--- Assigned task ---
Return all lines of the records that contain the word "螺旋钢管".
=== Begin Enclosure ===
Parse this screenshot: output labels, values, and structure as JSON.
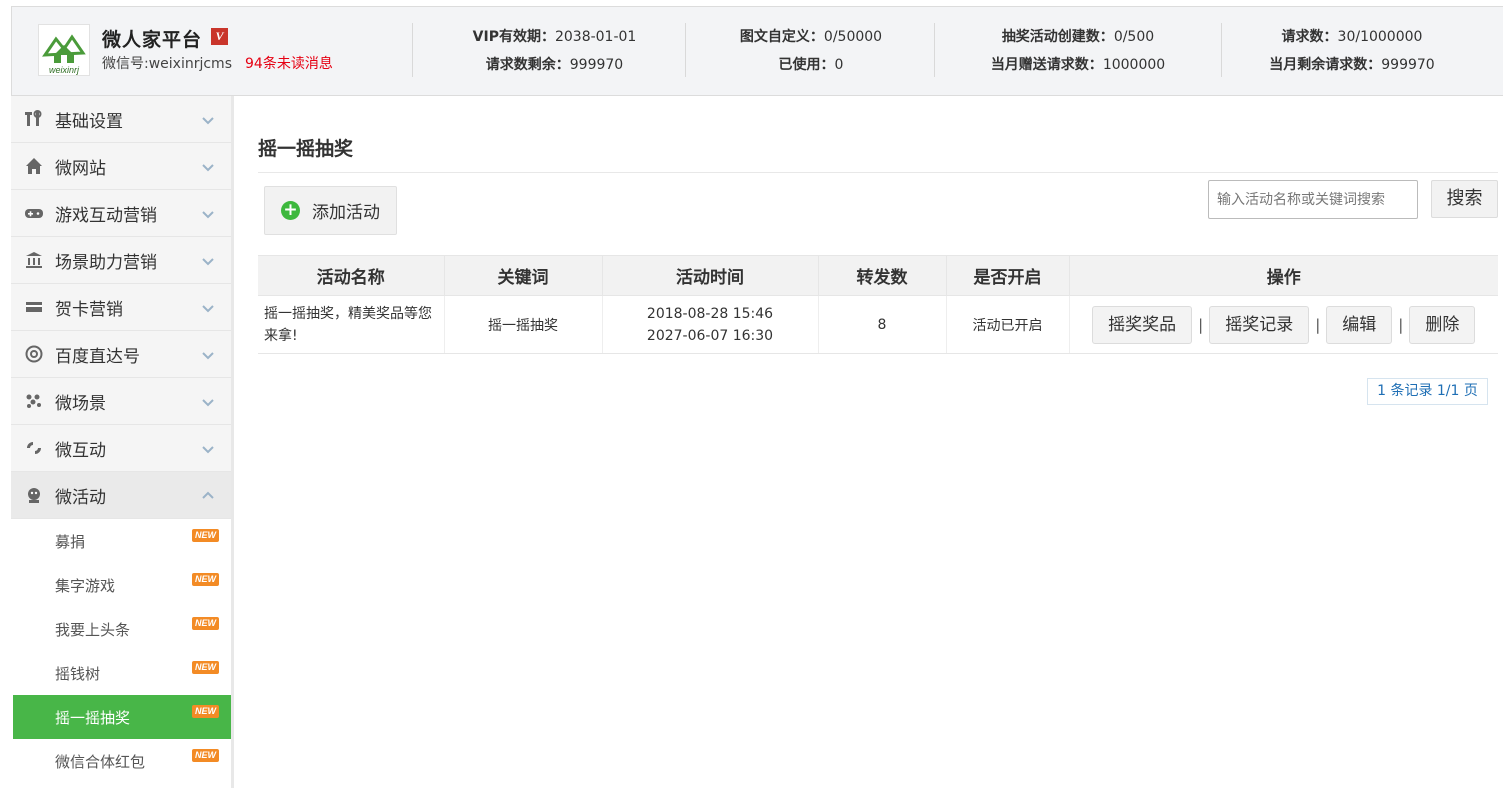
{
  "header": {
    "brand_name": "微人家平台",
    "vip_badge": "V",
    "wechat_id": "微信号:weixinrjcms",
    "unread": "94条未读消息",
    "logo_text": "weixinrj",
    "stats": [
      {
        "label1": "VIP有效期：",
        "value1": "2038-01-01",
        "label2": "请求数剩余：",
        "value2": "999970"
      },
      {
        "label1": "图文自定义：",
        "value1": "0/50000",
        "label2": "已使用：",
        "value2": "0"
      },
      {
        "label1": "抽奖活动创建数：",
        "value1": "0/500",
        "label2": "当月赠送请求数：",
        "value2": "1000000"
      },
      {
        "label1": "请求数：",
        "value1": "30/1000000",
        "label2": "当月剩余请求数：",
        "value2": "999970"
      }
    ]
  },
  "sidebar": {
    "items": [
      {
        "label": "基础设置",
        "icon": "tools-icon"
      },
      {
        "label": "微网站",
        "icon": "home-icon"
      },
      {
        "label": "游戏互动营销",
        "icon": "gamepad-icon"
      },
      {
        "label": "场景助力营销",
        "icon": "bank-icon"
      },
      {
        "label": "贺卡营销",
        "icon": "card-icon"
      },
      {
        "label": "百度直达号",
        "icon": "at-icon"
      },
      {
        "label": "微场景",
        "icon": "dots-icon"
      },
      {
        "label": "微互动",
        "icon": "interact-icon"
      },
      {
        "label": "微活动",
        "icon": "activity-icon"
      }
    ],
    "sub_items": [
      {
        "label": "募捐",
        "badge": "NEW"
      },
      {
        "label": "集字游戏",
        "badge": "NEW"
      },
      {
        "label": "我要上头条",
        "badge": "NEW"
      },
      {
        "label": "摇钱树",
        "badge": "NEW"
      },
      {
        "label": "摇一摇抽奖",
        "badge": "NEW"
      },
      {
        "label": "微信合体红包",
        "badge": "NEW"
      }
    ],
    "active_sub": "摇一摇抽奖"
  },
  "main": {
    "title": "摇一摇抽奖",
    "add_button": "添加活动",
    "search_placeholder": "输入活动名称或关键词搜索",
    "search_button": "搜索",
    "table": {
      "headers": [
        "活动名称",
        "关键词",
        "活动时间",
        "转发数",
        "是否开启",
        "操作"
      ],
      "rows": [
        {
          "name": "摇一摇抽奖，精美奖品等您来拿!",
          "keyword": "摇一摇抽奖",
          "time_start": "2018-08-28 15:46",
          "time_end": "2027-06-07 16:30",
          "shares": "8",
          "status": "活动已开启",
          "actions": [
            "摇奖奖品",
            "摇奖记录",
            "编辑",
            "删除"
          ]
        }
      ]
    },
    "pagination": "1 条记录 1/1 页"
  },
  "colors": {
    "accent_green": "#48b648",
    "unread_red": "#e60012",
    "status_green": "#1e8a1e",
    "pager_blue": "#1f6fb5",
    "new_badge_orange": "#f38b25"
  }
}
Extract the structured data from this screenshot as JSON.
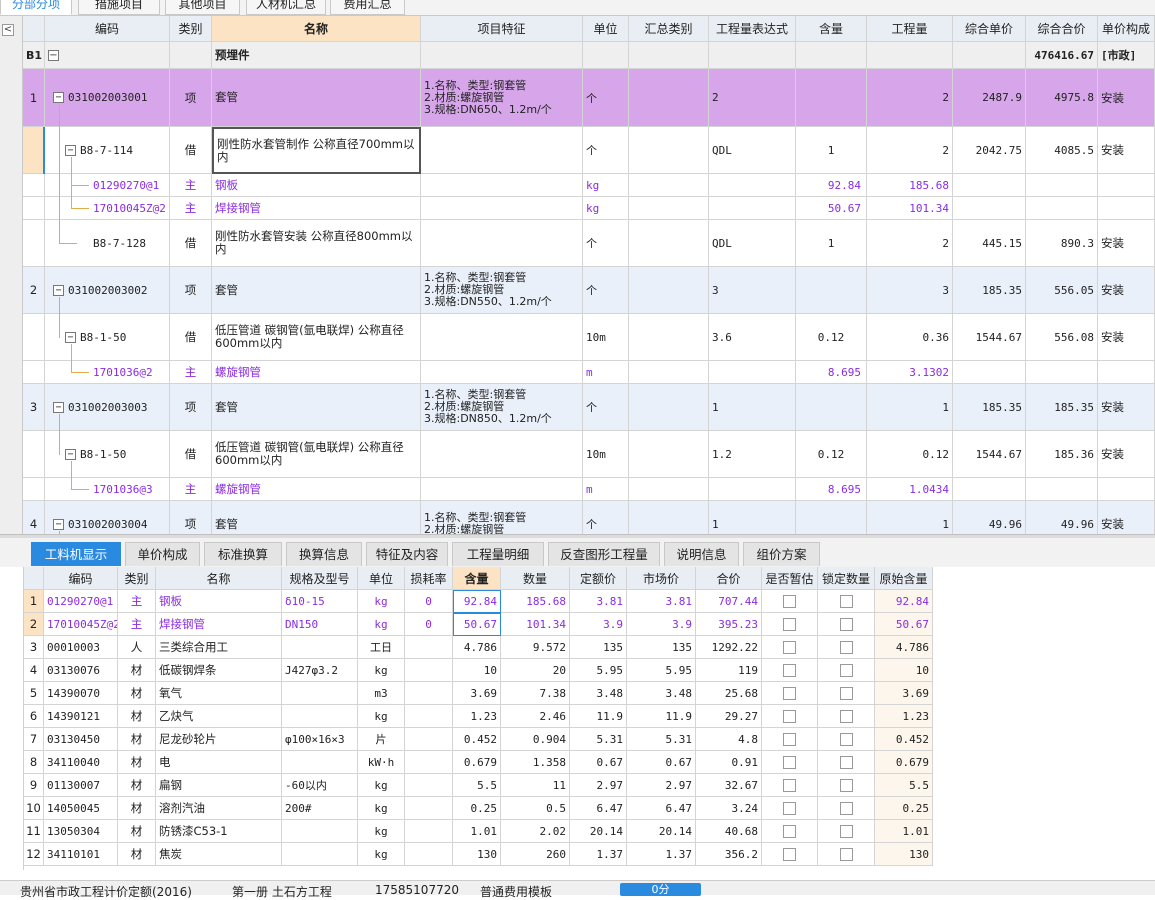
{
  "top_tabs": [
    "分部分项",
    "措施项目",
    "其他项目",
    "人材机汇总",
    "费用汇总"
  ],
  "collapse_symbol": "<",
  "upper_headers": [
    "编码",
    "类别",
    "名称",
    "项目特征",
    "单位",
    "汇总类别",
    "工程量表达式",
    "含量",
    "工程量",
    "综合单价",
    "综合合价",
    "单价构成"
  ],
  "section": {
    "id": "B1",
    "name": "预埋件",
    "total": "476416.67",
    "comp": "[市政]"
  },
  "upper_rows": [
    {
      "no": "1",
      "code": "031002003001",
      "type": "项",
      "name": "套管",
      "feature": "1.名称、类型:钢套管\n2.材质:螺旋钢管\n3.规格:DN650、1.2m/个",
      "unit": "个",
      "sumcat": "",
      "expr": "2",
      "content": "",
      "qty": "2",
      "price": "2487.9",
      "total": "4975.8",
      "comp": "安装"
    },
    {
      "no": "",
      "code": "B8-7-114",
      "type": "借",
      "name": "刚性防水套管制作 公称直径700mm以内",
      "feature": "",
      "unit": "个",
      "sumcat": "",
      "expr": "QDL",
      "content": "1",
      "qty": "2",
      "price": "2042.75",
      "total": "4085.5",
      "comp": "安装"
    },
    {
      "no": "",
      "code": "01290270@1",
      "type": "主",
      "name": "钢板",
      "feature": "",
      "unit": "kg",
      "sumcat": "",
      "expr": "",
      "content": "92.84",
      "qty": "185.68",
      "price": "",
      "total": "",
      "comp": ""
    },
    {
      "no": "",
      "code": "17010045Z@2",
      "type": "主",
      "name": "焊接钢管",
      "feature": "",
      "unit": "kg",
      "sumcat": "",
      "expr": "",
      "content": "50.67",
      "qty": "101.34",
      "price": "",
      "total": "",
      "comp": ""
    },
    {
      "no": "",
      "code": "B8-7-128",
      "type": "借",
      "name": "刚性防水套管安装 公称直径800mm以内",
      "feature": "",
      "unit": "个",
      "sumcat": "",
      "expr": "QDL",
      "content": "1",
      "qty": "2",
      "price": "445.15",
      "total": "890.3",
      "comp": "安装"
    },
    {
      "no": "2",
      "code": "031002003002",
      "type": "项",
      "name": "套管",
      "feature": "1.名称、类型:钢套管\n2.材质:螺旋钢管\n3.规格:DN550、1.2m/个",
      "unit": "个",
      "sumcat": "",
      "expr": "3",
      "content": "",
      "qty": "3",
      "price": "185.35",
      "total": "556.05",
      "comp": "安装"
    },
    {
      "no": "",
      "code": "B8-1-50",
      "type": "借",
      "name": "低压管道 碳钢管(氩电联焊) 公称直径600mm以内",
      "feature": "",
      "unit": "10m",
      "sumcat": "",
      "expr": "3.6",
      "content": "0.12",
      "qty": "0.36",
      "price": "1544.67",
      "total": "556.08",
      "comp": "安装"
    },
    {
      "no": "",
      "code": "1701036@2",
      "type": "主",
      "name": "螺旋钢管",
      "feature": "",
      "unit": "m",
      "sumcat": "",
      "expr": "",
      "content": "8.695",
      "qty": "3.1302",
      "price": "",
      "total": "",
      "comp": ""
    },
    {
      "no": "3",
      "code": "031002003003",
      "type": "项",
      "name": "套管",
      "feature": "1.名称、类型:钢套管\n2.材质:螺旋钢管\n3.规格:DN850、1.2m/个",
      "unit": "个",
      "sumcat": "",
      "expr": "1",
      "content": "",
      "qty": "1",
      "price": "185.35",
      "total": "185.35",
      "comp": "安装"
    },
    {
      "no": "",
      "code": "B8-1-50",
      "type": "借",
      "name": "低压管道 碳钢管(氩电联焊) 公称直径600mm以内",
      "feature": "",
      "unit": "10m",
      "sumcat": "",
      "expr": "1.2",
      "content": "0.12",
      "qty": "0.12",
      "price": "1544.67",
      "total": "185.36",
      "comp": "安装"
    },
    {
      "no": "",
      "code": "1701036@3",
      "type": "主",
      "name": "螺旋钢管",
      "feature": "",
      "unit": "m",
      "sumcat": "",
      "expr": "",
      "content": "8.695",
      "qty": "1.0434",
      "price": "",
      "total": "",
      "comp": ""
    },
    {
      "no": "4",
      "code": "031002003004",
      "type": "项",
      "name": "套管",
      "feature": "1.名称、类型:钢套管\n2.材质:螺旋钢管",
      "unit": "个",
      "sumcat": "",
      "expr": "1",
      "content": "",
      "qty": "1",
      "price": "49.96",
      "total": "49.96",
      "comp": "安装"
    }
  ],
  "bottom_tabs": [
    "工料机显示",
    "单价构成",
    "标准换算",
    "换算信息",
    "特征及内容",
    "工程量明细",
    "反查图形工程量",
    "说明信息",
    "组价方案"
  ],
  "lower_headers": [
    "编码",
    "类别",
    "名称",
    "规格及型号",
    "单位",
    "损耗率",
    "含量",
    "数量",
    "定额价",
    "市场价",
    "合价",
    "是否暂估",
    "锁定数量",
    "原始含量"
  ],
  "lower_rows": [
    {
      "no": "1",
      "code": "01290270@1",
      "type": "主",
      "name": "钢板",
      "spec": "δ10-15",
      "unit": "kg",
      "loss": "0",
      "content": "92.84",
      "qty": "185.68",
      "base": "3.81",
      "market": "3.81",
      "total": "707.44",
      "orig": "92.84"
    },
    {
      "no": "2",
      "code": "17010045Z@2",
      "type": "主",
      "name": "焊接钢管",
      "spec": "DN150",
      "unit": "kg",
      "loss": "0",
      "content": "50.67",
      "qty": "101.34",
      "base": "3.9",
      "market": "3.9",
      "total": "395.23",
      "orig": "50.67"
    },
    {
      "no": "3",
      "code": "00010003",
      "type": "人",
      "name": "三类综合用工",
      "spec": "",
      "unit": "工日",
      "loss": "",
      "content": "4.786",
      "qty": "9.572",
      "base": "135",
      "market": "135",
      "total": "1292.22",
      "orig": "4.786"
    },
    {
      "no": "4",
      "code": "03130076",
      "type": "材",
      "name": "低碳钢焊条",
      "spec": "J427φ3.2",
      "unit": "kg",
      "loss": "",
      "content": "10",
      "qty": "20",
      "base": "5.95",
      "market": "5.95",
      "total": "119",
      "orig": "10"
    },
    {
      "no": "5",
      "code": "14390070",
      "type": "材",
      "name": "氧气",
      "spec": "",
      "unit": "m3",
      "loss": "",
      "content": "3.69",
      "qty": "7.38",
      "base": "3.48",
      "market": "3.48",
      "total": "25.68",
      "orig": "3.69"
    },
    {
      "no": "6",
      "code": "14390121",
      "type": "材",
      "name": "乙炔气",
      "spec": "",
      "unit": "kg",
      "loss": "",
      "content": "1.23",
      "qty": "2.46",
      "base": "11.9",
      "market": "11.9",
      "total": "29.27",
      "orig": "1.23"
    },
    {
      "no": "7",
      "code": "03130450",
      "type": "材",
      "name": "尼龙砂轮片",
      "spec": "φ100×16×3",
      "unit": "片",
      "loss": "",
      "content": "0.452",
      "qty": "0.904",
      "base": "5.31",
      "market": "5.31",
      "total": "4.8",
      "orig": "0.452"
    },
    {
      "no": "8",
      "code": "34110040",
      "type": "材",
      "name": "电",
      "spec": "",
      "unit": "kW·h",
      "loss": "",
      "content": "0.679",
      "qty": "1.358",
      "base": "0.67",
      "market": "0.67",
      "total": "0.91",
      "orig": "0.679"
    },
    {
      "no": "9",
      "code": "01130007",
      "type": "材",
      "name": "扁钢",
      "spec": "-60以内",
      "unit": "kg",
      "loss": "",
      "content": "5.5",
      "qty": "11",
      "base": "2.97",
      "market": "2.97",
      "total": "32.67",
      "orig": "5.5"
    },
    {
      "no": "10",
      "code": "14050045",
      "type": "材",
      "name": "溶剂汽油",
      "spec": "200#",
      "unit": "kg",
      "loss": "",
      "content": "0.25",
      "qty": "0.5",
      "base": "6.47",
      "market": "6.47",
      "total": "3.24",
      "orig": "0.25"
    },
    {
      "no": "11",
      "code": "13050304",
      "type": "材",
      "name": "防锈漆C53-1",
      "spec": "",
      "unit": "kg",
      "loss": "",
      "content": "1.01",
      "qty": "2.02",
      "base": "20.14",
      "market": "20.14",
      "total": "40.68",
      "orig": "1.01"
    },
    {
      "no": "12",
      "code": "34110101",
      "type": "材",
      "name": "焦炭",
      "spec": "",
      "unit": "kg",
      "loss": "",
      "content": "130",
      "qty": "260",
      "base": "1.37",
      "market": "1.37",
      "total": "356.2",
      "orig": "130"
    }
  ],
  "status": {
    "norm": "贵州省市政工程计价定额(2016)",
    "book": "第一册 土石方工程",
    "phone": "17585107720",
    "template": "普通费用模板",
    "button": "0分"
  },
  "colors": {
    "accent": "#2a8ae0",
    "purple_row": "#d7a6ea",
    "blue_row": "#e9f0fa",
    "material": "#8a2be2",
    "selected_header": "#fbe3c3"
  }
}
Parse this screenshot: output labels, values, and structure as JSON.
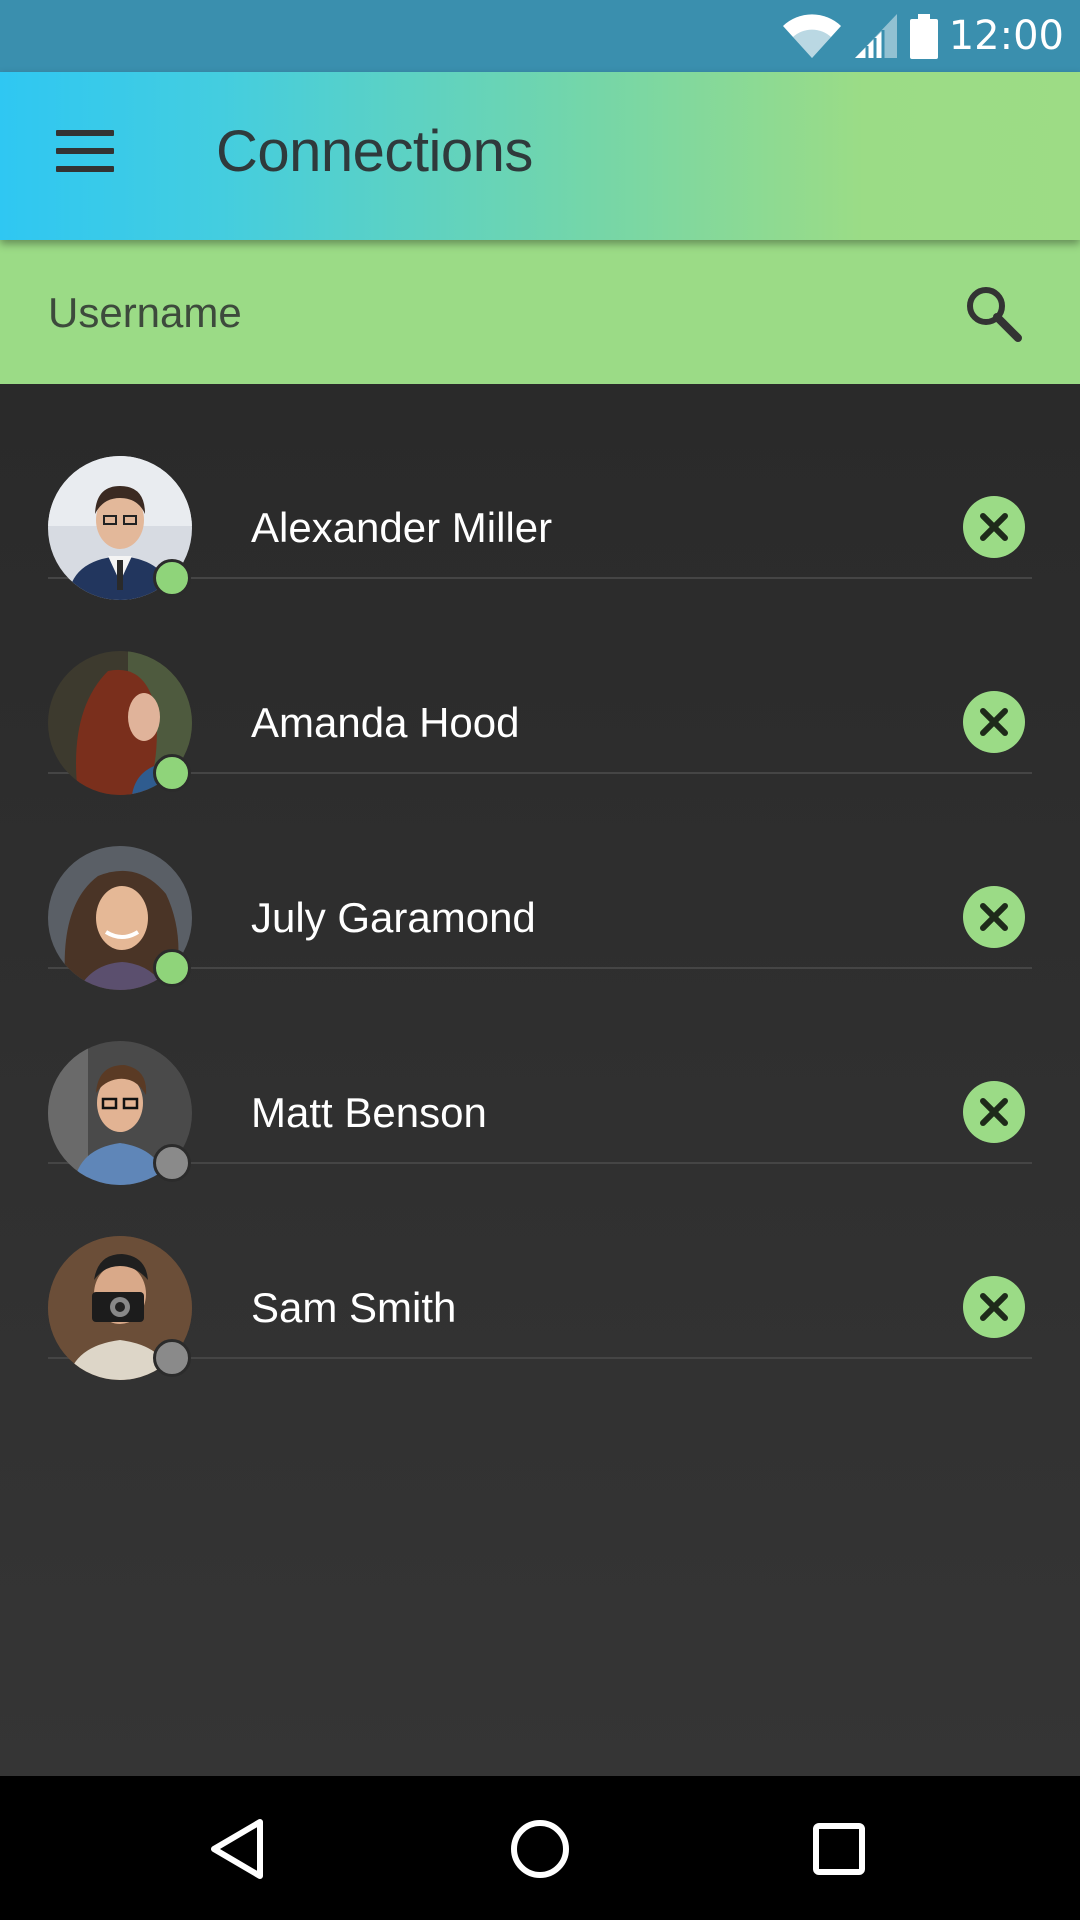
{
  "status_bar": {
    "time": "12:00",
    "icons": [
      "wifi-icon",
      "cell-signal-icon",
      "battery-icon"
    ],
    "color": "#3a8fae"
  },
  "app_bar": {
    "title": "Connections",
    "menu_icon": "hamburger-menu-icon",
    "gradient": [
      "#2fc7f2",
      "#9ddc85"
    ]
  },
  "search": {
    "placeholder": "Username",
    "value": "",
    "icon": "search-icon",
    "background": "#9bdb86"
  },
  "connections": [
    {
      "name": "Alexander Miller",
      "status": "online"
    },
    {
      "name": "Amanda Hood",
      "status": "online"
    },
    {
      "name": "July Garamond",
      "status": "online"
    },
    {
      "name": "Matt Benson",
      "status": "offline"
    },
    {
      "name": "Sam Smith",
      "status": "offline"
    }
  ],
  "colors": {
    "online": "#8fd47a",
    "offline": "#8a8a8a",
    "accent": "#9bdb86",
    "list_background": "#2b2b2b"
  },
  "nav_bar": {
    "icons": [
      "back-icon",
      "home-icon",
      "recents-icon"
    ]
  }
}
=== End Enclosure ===
--- Finished task ---
      "feature": "1.名称、类型:钢套管\n2.材质:螺旋钢管\n3.规格:DN650、1.2m/个",
      "feature": "1.名称、类型:钢套管\n2.材质:螺旋钢管\n3.规格:DN550、1.2m/个",
      "name": "螺旋钢管",
      "feature": "1.名称、类型:钢套管\n2.材质:螺旋钢管\n3.规格:DN850、1.2m/个",
      "name": "螺旋钢管",
      "feature": "1.名称、类型:钢套管\n2.材质:螺旋钢管",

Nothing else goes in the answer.